The lines to copy are those with "JSON" in them. Pull each one from the entries below.

The records:
◆ ◆ ◆
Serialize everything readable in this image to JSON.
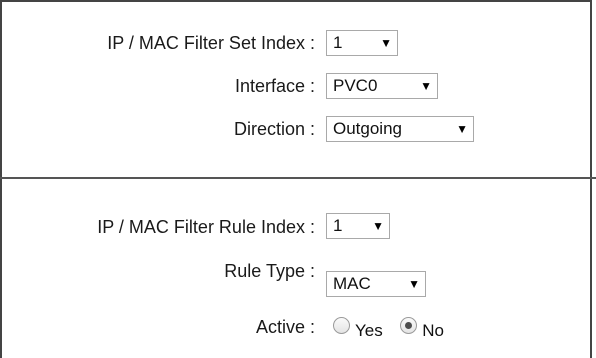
{
  "filter_set": {
    "index_label": "IP / MAC Filter Set Index :",
    "index_value": "1",
    "interface_label": "Interface :",
    "interface_value": "PVC0",
    "direction_label": "Direction :",
    "direction_value": "Outgoing"
  },
  "filter_rule": {
    "index_label": "IP / MAC Filter Rule Index :",
    "index_value": "1",
    "rule_type_label": "Rule Type :",
    "rule_type_value": "MAC",
    "active_label": "Active :",
    "active_options": [
      "Yes",
      "No"
    ],
    "active_selected": "No"
  },
  "icons": {
    "dropdown": "chevron-down-icon"
  }
}
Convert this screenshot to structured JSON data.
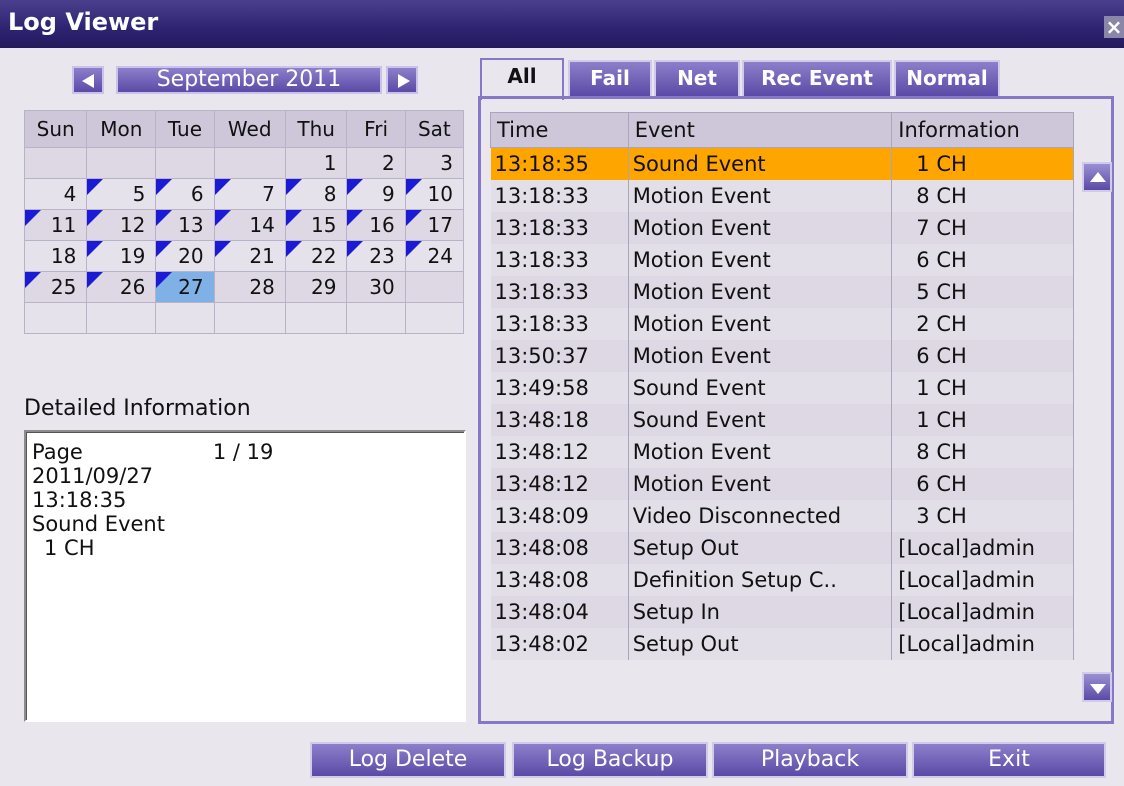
{
  "window": {
    "title": "Log Viewer",
    "close_glyph": "×"
  },
  "calendar": {
    "month_label": "September 2011",
    "weekdays": [
      "Sun",
      "Mon",
      "Tue",
      "Wed",
      "Thu",
      "Fri",
      "Sat"
    ],
    "weeks": [
      [
        "",
        "",
        "",
        "",
        "1",
        "2",
        "3"
      ],
      [
        "4",
        "5",
        "6",
        "7",
        "8",
        "9",
        "10"
      ],
      [
        "11",
        "12",
        "13",
        "14",
        "15",
        "16",
        "17"
      ],
      [
        "18",
        "19",
        "20",
        "21",
        "22",
        "23",
        "24"
      ],
      [
        "25",
        "26",
        "27",
        "28",
        "29",
        "30",
        ""
      ],
      [
        "",
        "",
        "",
        "",
        "",
        "",
        ""
      ]
    ],
    "selected_day": "27",
    "days_with_logs": [
      "5",
      "6",
      "7",
      "8",
      "9",
      "10",
      "11",
      "12",
      "13",
      "14",
      "15",
      "16",
      "17",
      "19",
      "20",
      "21",
      "22",
      "23",
      "24",
      "25",
      "26",
      "27"
    ],
    "flag_color": "#1b1bd6",
    "selected_color": "#7fb0e6"
  },
  "detail": {
    "title": "Detailed Information",
    "page_label": "Page",
    "page_value": "1 / 19",
    "date": "2011/09/27",
    "time": "13:18:35",
    "event": "Sound Event",
    "info": "1 CH"
  },
  "tabs": [
    "All",
    "Fail",
    "Net",
    "Rec Event",
    "Normal"
  ],
  "active_tab": "All",
  "log_table": {
    "headers": [
      "Time",
      "Event",
      "Information"
    ],
    "rows": [
      [
        "13:18:35",
        "Sound Event",
        "1 CH"
      ],
      [
        "13:18:33",
        "Motion Event",
        "8 CH"
      ],
      [
        "13:18:33",
        "Motion Event",
        "7 CH"
      ],
      [
        "13:18:33",
        "Motion Event",
        "6 CH"
      ],
      [
        "13:18:33",
        "Motion Event",
        "5 CH"
      ],
      [
        "13:18:33",
        "Motion Event",
        "2 CH"
      ],
      [
        "13:50:37",
        "Motion Event",
        "6 CH"
      ],
      [
        "13:49:58",
        "Sound Event",
        "1 CH"
      ],
      [
        "13:48:18",
        "Sound Event",
        "1 CH"
      ],
      [
        "13:48:12",
        "Motion Event",
        "8 CH"
      ],
      [
        "13:48:12",
        "Motion Event",
        "6 CH"
      ],
      [
        "13:48:09",
        "Video Disconnected",
        "3 CH"
      ],
      [
        "13:48:08",
        "Setup Out",
        "[Local]admin"
      ],
      [
        "13:48:08",
        "Definition Setup C..",
        "[Local]admin"
      ],
      [
        "13:48:04",
        "Setup In",
        "[Local]admin"
      ],
      [
        "13:48:02",
        "Setup Out",
        "[Local]admin"
      ]
    ],
    "selected_row": 0,
    "selected_color": "#ffa500"
  },
  "buttons": {
    "log_delete": "Log Delete",
    "log_backup": "Log Backup",
    "playback": "Playback",
    "exit": "Exit"
  },
  "colors": {
    "accent": "#5b4aa6",
    "title_bar": "#2d2370"
  }
}
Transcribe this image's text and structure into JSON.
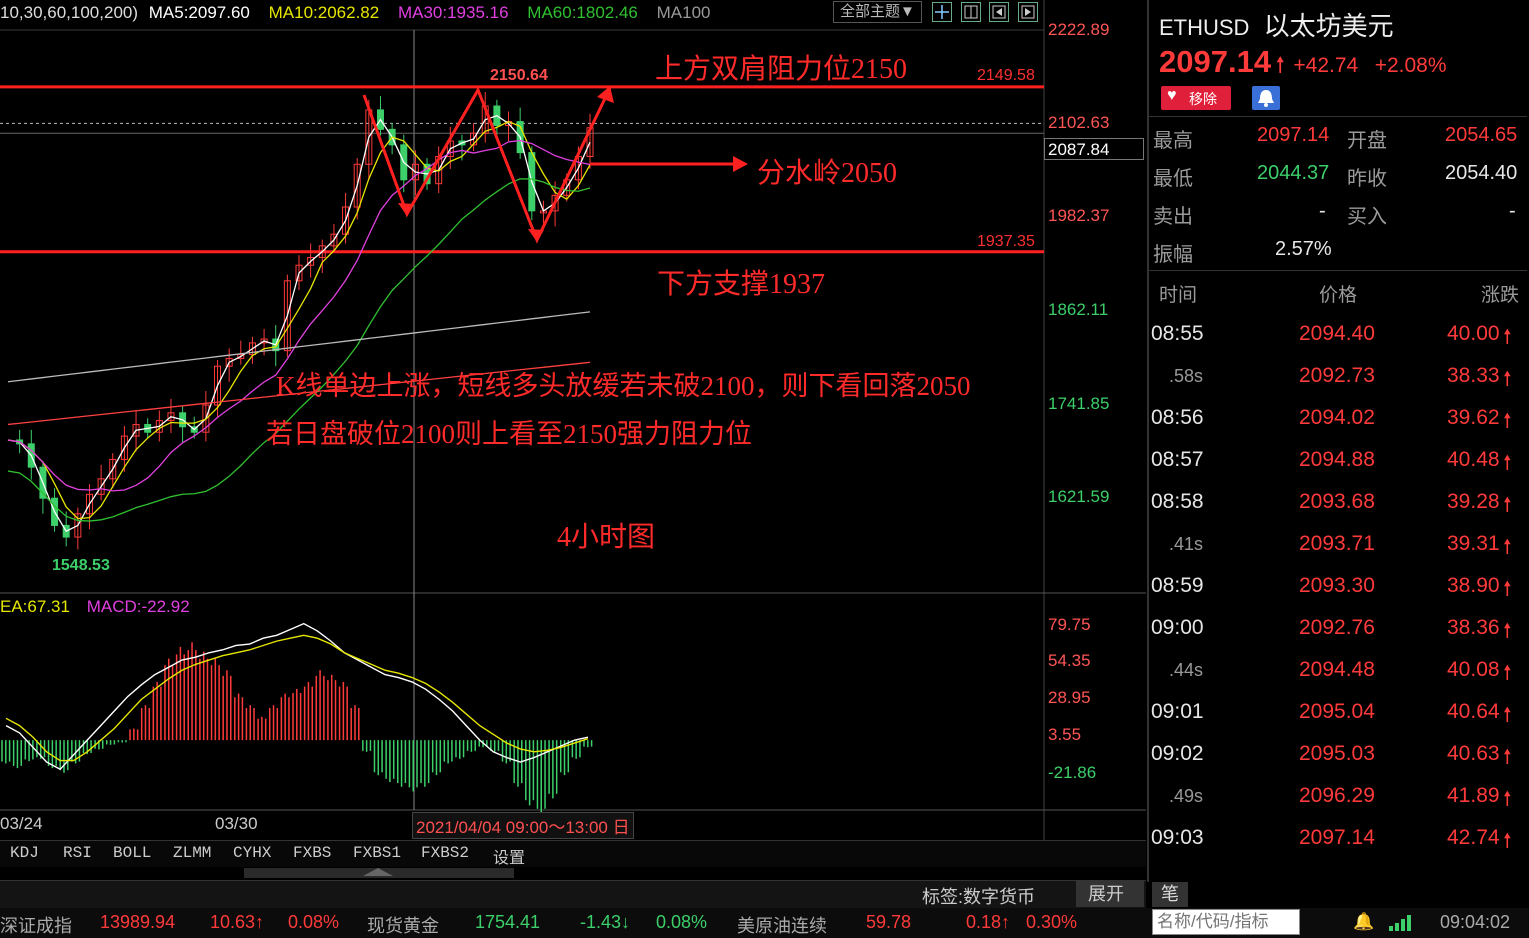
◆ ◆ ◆
Solution to the exercise:
Serialize everything readable in this image to JSON.
Convert this screenshot to structured JSON data.
Transcribe this image's text and structure into JSON.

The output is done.